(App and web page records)
◆ ◆ ◆ ◆ ◆ ◆ ◆

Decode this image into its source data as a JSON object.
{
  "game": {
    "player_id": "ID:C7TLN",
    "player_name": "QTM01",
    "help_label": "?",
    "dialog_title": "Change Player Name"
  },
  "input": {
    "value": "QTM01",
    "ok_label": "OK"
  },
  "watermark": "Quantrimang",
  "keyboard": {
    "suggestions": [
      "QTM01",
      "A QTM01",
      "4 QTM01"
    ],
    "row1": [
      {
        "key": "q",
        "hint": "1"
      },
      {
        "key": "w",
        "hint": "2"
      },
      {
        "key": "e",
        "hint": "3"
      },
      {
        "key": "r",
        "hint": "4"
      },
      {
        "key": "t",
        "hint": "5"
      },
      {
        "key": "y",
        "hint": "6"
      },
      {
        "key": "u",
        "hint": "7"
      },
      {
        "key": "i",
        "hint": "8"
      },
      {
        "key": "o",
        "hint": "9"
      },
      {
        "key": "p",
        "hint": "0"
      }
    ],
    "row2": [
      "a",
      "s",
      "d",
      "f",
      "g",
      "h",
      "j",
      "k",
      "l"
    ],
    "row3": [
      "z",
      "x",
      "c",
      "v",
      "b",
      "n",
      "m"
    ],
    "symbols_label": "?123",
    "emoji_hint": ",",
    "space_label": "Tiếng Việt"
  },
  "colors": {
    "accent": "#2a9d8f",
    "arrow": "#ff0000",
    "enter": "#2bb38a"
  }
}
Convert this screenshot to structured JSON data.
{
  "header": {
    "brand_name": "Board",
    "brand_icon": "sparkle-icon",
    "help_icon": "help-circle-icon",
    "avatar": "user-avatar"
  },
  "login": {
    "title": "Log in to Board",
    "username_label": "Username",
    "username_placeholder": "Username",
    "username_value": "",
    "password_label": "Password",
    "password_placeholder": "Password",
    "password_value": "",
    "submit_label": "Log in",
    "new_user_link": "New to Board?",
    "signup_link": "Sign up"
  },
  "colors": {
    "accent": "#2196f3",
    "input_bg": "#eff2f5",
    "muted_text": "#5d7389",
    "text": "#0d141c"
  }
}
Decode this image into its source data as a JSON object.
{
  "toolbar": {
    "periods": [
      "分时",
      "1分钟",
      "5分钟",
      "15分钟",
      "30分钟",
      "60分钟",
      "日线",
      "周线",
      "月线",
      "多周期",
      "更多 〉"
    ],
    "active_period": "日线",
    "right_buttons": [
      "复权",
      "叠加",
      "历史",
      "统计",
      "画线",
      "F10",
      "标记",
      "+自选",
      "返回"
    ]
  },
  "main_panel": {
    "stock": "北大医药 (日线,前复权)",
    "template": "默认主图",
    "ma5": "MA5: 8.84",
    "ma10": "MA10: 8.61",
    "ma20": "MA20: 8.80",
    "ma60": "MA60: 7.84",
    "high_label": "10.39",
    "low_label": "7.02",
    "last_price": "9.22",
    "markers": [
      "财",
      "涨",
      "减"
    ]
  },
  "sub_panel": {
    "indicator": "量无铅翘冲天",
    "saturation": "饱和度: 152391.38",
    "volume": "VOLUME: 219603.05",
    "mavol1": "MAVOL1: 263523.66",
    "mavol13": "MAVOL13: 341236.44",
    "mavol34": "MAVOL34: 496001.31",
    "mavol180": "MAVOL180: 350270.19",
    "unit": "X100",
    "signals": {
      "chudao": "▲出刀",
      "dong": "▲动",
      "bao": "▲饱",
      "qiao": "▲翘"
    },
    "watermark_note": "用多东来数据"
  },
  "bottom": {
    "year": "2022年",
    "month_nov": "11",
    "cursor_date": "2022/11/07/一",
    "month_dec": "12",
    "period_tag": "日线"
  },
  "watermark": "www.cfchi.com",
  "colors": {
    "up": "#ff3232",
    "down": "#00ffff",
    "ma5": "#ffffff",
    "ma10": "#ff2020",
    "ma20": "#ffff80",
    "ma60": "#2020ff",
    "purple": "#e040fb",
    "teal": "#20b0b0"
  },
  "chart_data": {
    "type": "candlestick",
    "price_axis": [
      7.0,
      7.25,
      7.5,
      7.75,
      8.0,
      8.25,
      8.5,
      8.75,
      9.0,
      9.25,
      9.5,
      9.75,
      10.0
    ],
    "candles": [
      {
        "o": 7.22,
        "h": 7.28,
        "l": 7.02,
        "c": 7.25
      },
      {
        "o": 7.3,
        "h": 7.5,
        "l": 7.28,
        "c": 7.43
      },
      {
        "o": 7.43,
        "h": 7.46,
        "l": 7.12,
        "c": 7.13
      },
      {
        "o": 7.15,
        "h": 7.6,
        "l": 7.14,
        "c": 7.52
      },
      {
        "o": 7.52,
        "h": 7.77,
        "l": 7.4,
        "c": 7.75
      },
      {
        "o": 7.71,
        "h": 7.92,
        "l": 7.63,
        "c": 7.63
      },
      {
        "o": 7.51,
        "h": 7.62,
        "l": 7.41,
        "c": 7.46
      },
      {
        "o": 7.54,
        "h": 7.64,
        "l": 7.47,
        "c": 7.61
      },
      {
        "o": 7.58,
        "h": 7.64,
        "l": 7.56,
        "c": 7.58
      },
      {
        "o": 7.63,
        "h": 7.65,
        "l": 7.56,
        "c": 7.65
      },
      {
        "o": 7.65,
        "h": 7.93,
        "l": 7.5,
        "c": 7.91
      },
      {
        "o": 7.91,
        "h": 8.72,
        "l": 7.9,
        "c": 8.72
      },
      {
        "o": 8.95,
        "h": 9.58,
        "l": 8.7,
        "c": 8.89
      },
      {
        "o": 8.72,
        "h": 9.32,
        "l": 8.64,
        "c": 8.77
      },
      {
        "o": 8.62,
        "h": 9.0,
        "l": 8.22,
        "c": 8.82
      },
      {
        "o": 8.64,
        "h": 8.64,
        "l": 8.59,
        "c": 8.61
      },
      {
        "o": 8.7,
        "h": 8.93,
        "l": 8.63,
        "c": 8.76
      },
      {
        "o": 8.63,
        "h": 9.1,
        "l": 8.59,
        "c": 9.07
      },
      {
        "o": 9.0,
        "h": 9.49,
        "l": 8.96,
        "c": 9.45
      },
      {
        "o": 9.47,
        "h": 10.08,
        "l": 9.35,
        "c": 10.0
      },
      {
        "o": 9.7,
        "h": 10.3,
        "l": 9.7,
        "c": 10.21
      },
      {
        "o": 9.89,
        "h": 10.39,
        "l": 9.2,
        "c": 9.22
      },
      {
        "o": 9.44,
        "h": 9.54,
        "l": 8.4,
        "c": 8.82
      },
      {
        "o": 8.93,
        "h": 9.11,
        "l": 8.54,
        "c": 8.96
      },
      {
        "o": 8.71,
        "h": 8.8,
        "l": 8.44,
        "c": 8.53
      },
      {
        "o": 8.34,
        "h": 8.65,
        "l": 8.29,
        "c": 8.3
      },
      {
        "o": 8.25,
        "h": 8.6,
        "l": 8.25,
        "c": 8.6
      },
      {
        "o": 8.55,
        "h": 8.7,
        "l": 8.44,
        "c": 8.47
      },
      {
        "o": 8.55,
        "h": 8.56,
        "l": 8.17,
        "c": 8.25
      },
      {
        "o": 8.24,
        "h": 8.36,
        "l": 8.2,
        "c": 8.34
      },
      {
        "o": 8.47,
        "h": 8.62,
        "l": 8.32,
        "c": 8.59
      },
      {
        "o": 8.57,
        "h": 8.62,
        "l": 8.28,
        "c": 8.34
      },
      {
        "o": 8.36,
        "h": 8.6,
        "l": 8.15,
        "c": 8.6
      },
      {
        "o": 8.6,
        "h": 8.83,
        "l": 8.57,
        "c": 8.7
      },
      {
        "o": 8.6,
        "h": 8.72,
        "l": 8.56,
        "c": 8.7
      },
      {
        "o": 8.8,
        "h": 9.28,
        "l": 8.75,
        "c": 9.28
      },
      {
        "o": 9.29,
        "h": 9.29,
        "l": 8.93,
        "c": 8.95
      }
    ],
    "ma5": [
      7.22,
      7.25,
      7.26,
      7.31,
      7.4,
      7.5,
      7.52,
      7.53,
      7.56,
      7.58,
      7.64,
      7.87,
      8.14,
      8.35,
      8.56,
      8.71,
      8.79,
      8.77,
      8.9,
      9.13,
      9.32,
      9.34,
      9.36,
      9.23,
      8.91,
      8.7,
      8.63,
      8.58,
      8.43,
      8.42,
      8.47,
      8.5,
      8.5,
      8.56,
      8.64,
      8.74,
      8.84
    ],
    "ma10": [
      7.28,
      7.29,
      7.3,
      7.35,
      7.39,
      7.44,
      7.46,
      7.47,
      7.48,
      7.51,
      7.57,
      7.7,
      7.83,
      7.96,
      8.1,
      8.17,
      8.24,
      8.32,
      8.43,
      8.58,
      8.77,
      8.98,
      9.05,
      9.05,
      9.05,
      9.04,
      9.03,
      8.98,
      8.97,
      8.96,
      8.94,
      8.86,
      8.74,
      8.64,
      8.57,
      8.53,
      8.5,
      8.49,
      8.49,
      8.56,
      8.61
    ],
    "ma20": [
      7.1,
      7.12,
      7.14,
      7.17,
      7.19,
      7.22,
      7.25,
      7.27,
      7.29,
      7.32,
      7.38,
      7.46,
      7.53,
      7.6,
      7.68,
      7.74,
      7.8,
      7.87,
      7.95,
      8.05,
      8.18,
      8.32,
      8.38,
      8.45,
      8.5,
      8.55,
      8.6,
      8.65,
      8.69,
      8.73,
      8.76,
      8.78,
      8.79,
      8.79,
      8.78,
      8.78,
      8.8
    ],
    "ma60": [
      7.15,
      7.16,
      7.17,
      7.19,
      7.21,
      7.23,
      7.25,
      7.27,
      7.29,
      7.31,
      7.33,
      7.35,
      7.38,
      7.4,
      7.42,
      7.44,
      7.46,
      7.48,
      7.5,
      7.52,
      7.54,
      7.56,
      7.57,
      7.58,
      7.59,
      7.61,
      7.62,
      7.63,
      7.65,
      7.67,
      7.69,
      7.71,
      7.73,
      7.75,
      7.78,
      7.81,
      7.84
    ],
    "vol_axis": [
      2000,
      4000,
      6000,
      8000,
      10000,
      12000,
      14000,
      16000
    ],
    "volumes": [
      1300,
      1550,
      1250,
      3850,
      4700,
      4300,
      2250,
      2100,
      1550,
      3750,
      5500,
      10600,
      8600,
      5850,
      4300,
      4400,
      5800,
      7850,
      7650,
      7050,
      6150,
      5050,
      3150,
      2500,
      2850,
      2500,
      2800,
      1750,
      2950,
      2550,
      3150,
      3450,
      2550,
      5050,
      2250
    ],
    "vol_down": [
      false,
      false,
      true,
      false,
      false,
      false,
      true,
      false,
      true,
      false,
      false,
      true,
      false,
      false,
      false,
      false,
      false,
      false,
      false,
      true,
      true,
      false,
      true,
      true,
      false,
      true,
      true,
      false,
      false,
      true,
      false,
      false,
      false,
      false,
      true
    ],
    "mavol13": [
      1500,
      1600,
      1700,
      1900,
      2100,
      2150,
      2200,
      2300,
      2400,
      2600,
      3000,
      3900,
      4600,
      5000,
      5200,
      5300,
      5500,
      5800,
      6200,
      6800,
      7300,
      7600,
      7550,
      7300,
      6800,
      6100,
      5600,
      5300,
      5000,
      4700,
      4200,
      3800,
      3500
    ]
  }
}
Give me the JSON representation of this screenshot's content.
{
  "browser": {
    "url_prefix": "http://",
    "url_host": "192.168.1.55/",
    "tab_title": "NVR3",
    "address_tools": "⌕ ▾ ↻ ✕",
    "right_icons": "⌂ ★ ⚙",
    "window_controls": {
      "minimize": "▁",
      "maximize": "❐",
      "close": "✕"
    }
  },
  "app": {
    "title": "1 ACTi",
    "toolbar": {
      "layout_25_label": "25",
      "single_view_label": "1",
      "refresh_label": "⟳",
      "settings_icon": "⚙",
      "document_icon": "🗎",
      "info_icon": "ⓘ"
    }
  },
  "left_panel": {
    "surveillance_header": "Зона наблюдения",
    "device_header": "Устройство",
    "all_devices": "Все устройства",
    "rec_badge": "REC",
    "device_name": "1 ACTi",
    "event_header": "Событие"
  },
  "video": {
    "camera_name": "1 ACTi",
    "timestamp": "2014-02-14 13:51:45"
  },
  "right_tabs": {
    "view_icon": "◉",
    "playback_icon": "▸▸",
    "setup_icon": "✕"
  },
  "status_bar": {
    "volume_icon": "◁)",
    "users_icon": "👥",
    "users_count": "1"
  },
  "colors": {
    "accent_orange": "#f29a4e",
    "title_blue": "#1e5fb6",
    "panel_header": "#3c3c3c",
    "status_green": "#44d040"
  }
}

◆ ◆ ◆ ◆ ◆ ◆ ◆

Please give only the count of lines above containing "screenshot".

## REPLY
2